The south is known for its barbecues, grilling, and seafood boils. Depending on the geography of the state, food prepared in these ways varies, but the same cooking methods are used throughout the South. These techniques are often used to cook meals in quantity, which are shared with the greater community. The cooking experience is intrinsically communal as well.

Stories, life lessons, and bonding are all part of outdoor cooking. Although Southern men are certainly at home in the kitchen, it is often men who spend the night shoveling coals and embers for barbecue, or who boil gallons of water to cook seafood. The act of cooking together in multi-generational groups is part of the experience, with elders informing young relatives of the intricacies of the cooking, the fire, and the preparations necessary for a perfect meal. All the while they are imparting knowledge of the group, giving advice about living, and passing on the values of the community.

Our word “barbecue” originated with a Taino Indian term, barbacoa (as recorded by the Spanish conquistadores) — a frame of green saplings over which meats and seafood would be smoked-roasted over a wood fire. The word made its way northward from the Caribbean to what we now know as the Southern United States. Barbecue involves a low temperature and prolonged cooking time, with the food generally cooked next to, not directly over the fire. Smoke is the soul of barbecue, although the wood varies as you travel throughout the South. Texans prefer oak and mesquite, for example, while in Kentucky and Tennessee, hickory and apple are the fuels of choice.

The first thing to come to terms with is that barbecue is not synonymous with grilling. Unfortunately, “Backyard Grilling Party” does not sound as catchy as “Backyard Barbecue. ” But the outdoor event where people grill hot dogs and burgers on an open flame using store-bought charcoals and a spatula isn’t actually a barbecue. Barbecue is a slow smoking process that uses various types of wood that are sometimes placed in a separate chamber from the meat (commonly the whole animal), depending on the type of barbecue pit being used. Grilling, on the other hand, takes much less time because it is done using high heat with smaller, tender pieces of meat.

In Colonial and nineteenth century America, and even in some parts of the South today, barbecue was cooked on sticks or metal grates stretched over a wood ember-filled pit or trench. The work was typically done by African Americans, who spent the night tending the fire, watching the meat, and serving it the next day. Thus was born the barbecue “pit” and pit barbecue. Today, most American barbecue is cooked above ground in a brick or metal cooker, but we still refer to the equipment as a “pit.” As for the term barbecue, over the centuries its meaning has broadened to the point where we now use it as a verb, “to cook meats or seafoods with wood smoke or simply to cook outdoors,” and a noun, “a piece of cooking equipment; a public or family meal cooked and eaten outdoors; or a particular meat cooked and eaten in a traditional manner.”

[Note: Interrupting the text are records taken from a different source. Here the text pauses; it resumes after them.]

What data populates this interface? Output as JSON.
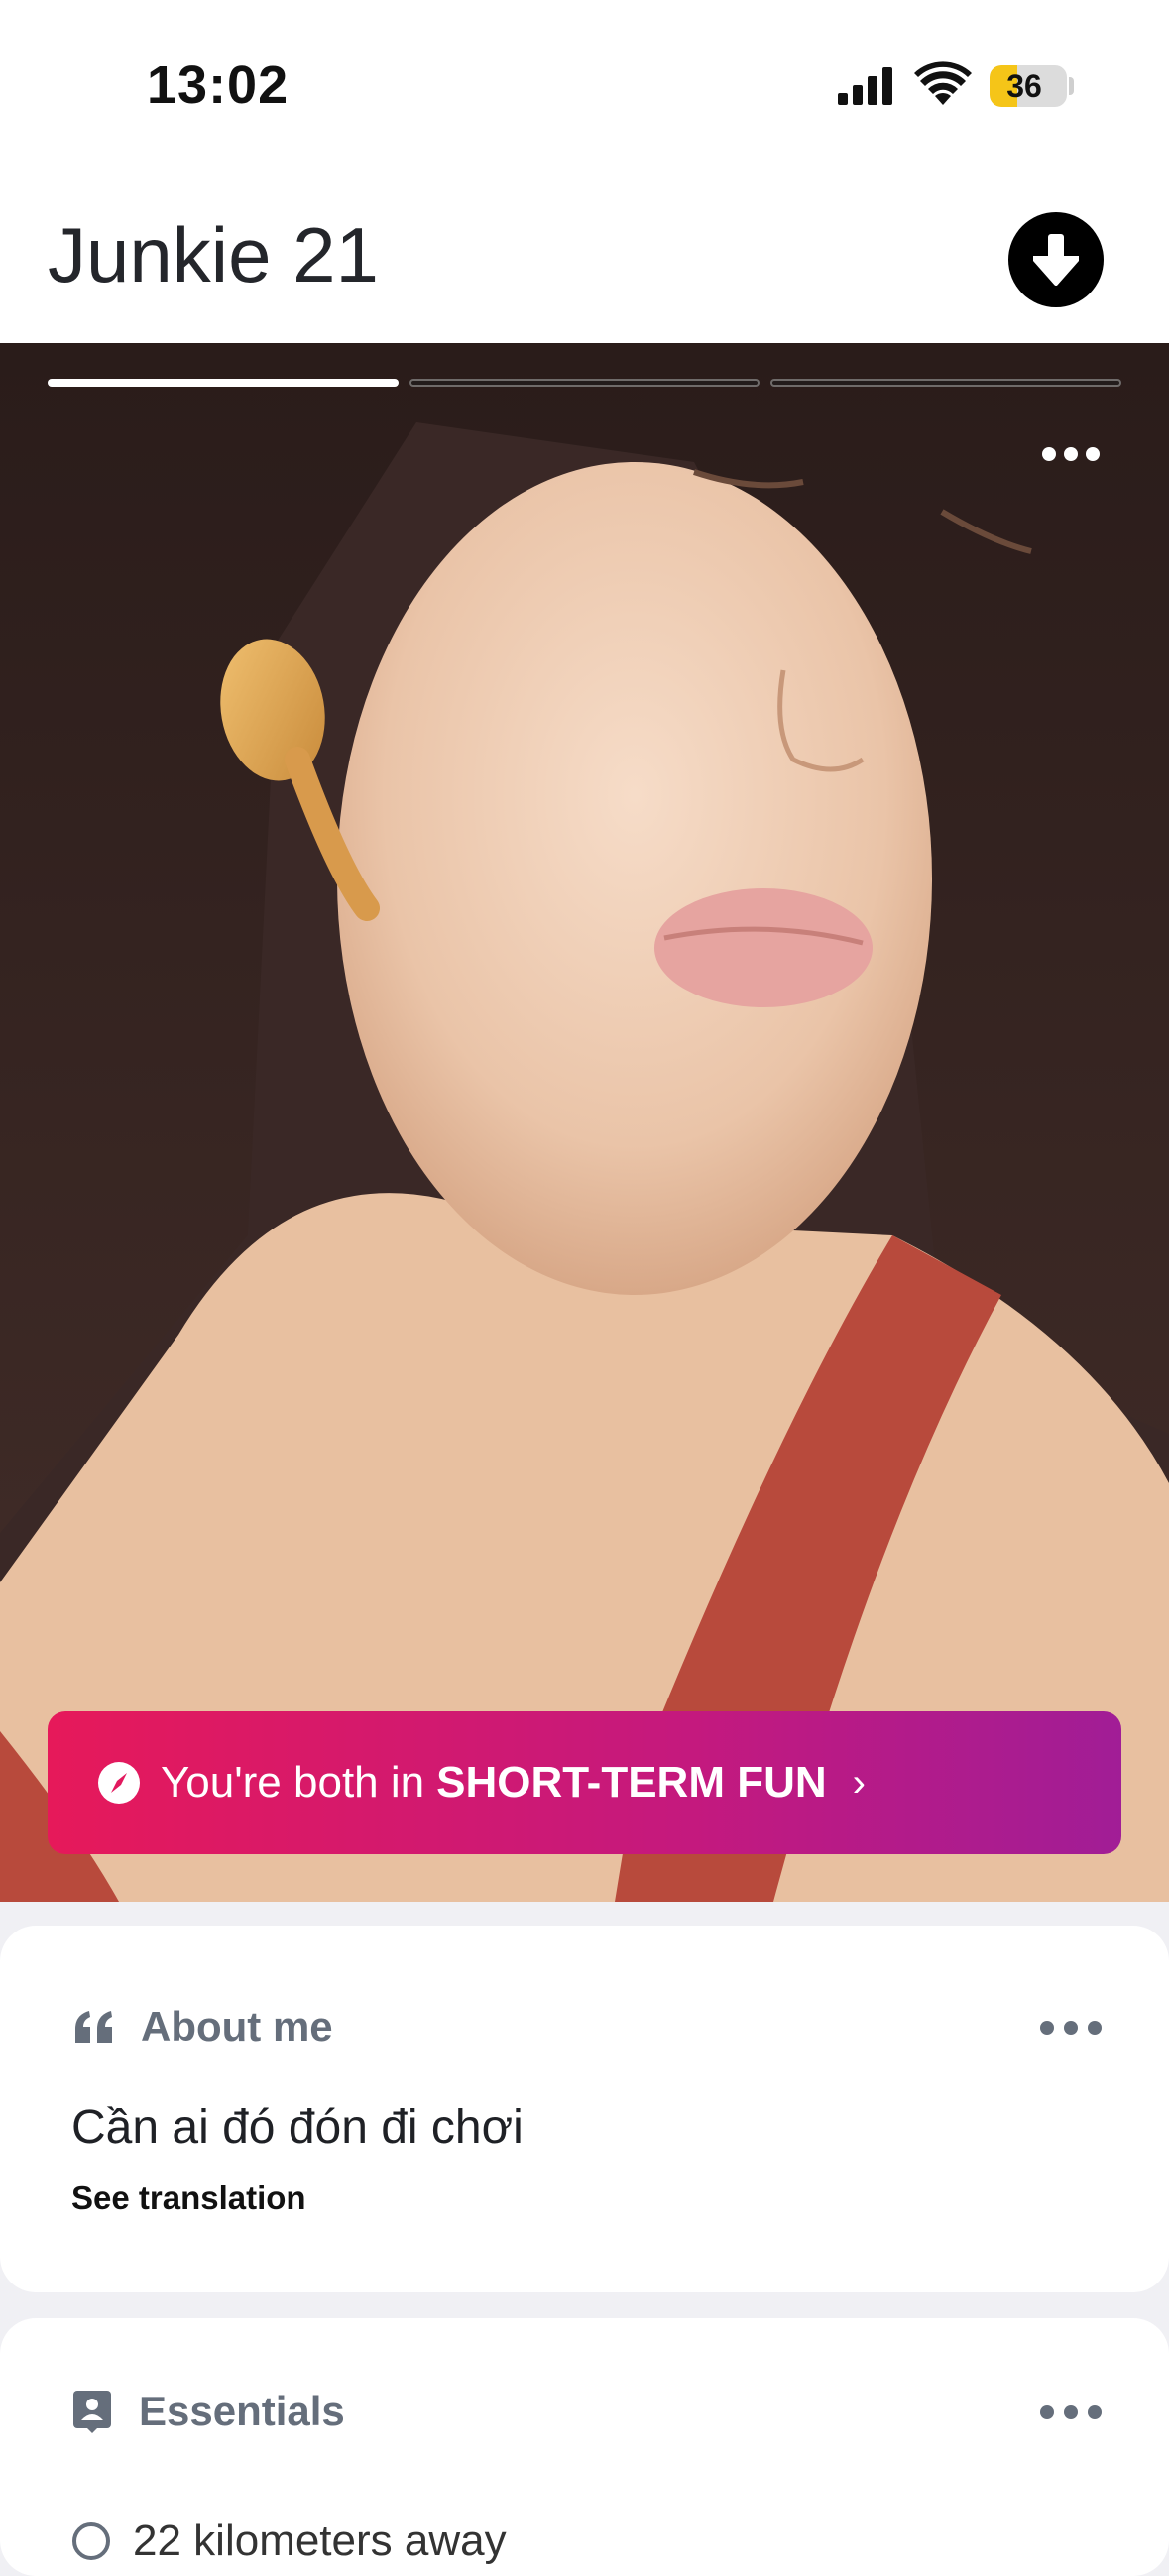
{
  "status_bar": {
    "time": "13:02",
    "battery_level": "36",
    "battery_fraction": 0.36
  },
  "header": {
    "name_age": "Junkie 21"
  },
  "photo": {
    "photo_index": 1,
    "photo_count": 3
  },
  "intent": {
    "prefix": "You're both in",
    "value": "SHORT-TERM FUN"
  },
  "about": {
    "title": "About me",
    "text": "Cần ai đó đón đi chơi",
    "translate_label": "See translation"
  },
  "essentials": {
    "title": "Essentials",
    "first_item_partial": "22 kilometers away"
  },
  "colors": {
    "intent_gradient_start": "#e6195a",
    "intent_gradient_end": "#a11d96",
    "section_title": "#656e7b"
  }
}
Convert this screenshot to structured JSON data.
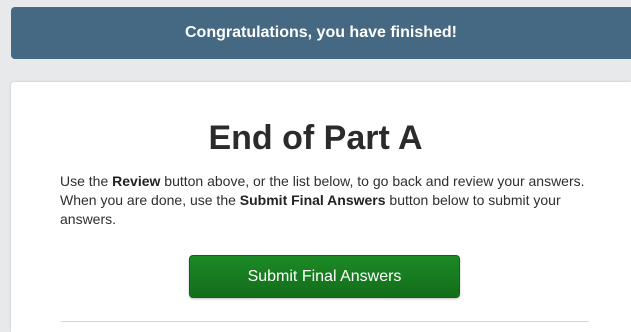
{
  "banner": {
    "text": "Congratulations, you have finished!"
  },
  "main": {
    "title": "End of Part A",
    "instructions": {
      "p1_prefix": "Use the ",
      "p1_bold1": "Review",
      "p1_middle": " button above, or the list below, to go back and review your answers. When you are done, use the ",
      "p1_bold2": "Submit Final Answers",
      "p1_suffix": " button below to submit your answers."
    },
    "submit_label": "Submit Final Answers"
  },
  "colors": {
    "banner_bg": "#466983",
    "submit_bg": "#1c8a25",
    "page_bg": "#e8e9ea"
  }
}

What one means by “barbecue” varies widely as you travel through the South. In the Carolinas, for example, it means pork, chopped or shredded and doused with vinegar sauce (in North Carolina) or mustard sauce (in parts of South Carolina) and often served with pickles or slaw on a bun. In Texas, barbecue generally refers to beef, particularly brisket. There are micro-regions of barbecue, like Owensboro, Kentucky, where “barbecue” means smoked mutton, or Decatur, Alabama, where it describes smoked chicken served with a white mayonnaise-based barbecue sauce.

Wherever and however it’s done, barbecuing requires patience, imagination, and hard work.   The equipment, fuel, seasonings, proteins, and sauces (or lack of sauces) vary from city to city and state to state. It takes years of experience to get coals just right and to feel for the temperature instead of using a thermometer. These skills make the places that use a computer controlled pit with thermocouples seem like cheating.

We are fortunate to have the noted TV host and barbecue expert Steven Raichlen as our barbecue curator. With Steven’s help, we curated our Trail of Smoke and Fire.

Just like barbecue, boiling is a group process. It often involves actually catching bushel baskets of crabs, shrimp, or crawfish. The cooking at the boil is not as arduous as spending the night at a barbecue. But the time spent together catching the regional shellfish, and the secrets and finesse of proper seasoning, makes the boil different but important as a community social event. Unlike barbecue, which you can enjoy immediately when it hits your plate, a boil requires the ability to peel your crustacean before you eat it. Just learning how to do that provides one more teaching moment.

Before the advent of widespread crawfish farming in the 1970s, boils in the New Orleans area were shrimp and crabs only. In the environs of Baton Rouge and Lafayette, boils meant crawfish. Today crawfish is easy to find in New Orleans, as well as in Cajun country, so boils are more reflective of the season than the place. And as people have tried to make their boils more interesting, more than just corn and potatoes have found a home in the boils – including artichokes, sweet potatoes and sausage.